WHAT IS BEING ASKED:
In the listing that follows, find the lines with the string "time" and report how many there are, without commentary.

EXTRACTED MATERIAL:
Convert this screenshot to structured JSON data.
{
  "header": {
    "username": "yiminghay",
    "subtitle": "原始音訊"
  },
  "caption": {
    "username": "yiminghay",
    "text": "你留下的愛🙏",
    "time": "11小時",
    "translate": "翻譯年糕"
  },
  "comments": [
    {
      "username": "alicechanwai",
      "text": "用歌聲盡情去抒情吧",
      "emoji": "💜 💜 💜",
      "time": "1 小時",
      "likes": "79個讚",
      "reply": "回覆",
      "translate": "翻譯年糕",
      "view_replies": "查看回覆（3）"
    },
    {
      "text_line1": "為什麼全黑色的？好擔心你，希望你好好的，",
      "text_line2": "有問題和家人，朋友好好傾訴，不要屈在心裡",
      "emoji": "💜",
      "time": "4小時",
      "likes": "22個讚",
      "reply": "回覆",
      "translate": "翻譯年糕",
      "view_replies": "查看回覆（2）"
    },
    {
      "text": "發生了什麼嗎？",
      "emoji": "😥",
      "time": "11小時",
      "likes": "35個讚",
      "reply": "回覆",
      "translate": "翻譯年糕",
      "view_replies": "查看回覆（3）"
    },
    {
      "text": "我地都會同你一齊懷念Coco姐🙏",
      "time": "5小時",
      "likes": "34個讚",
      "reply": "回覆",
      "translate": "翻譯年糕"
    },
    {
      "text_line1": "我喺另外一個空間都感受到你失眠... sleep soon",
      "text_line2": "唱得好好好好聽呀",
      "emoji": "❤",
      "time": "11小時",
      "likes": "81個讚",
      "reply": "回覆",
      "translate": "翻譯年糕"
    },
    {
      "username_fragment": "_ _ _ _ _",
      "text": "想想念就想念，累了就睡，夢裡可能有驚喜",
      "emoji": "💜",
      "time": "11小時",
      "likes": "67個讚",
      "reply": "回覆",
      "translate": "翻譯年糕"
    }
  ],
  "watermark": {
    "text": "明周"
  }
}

SOLUTION FOR THIS EXERCISE:
7